'Red 4326' & 'Red 4023' were flown in some missions by Mai Van Cuong but it's not known which fighter he flew when he shot down Caras on April 28, 1967. Having honed their piloting skills on the subsonic MiG-17 and transonic MiG-19, the Vietnamese Peoples' Air Force (VPAF) received their first examples of the legendary MiG-21 supersonic fighter in 1966. Soon thrown into combat over North Vietnam, the guided-missile equipped MiG-21 proved a deadly opponent for the USAF, Navy and Marine Corps crews striking at targets deep into the communist territory. MiG-21s focused on F-105 Thunderchiefs, the primary threat against targets in North Vietnam. The supersonic “Thud” was best countered by a supersonic interceptor, hence the 21’s emphasis on the big, capable Republic fighter-bomber. All twenty-five of the Thud’s aerial kills were MiG-17s while no F-105 downed a 21. Most of the VPAF's 12+ aces scored the bulk of their kills in the MiG-21, which was then the best fighter produced by Russia's premier fast jet manufacturer, Mikoyan Gurevich. Well over 200 MiG-21s were supplied to the VPAF. The service with the VPAF was so successful that even Americans admit it. According to notable aviation researcher and author Barrett Tilman in the 1980s the late Brig. Gen. Robin Olds said, “A MiG-21 pilot at Phuc Yen was the best flying job in the world. If I’d been one of them, I’d have got fifty of us!” (Profiles Copyright by Balazs Kakuk, further info by István Toperczer)

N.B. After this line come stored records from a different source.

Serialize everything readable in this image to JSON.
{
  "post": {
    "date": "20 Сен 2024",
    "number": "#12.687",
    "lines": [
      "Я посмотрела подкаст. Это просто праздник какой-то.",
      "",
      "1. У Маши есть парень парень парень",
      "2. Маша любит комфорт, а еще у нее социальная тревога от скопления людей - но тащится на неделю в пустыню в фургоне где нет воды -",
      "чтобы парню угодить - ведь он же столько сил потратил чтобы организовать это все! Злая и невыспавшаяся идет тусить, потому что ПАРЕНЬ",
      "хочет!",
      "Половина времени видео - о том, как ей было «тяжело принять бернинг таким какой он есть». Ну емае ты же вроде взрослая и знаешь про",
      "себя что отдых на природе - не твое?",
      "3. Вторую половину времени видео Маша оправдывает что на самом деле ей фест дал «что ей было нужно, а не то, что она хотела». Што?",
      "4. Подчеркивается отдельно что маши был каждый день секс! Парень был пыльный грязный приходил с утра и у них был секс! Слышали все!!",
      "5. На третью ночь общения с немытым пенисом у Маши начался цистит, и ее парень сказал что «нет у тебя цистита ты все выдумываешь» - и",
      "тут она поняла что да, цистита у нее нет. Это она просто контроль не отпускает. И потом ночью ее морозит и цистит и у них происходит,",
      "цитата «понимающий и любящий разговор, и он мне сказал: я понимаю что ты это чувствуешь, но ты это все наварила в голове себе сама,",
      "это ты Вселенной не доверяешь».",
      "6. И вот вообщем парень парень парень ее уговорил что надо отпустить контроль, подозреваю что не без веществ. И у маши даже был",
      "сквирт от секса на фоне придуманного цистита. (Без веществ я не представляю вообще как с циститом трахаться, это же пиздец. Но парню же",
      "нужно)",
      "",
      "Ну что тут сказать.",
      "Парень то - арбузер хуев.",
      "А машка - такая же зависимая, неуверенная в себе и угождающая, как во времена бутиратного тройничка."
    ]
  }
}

Special Thanks to Alan Rasmussen, nephew of Lt. Col. Franklin Caras for his invaluable help, István Toperczer for his contribution to this tribute and Gary Baker for giving us permission to use some of his photos. Please visit Gary's website www.burrusspta.org, a must for any F-105 fan.
1. The Daily Herald, Mar.29 issue 1965
2. The Salt Lake Tribune, Mar.14 issue 1977
3. The Daily Herald, Feb.4 issue 1988
4. The Daily Herald, Feb.4 issue 1988
5. The Daily Herald, Feb.17 issue 1988
6. Combat Aircraft 29, Mig-21 Units of the Vietnam War, István Toperczer, Osprey Publishing, ISBN 978 1 84176 263 0
7. Combat Aircraft 84, F-105 Thunderchief Units of the Vietnam War, Peter E. Davies, Osprey Publishing, ISBN 978 1 84603 492 3
8. Combat Aircraft 107, F-105 Thunderchief MiG Killers of the Vietnam War, Peter E. Davies, Osprey Publishing, ISBN 978 1 78200 805 7
9. Duel 95, USAF F-105 Thunderchief vs. VPAF MiG-17: Vietnam 1965–68, Peter E. Davies, Osprey Publishing, ISBN 978 1 47283 090 6
10. Aircraft of the Aces 135, Mig-21 Aces of the Vietnam War, István Toperczer, Osprey Publishing, ISBN 978 47282 356 4
11. Vietnam Air Losses: United States Air Force, Navy and Marine Corps Fixed-wing Aircraft Losses in Southeast Asia 1961-1973, Chris Hobson, Midland Publishing, ISBN 978 1 85780 115 6
12. Mig Aces of the Vietnam War, István Toperczer, Schiffer Publishing, ISBN 978 0 76434 895 2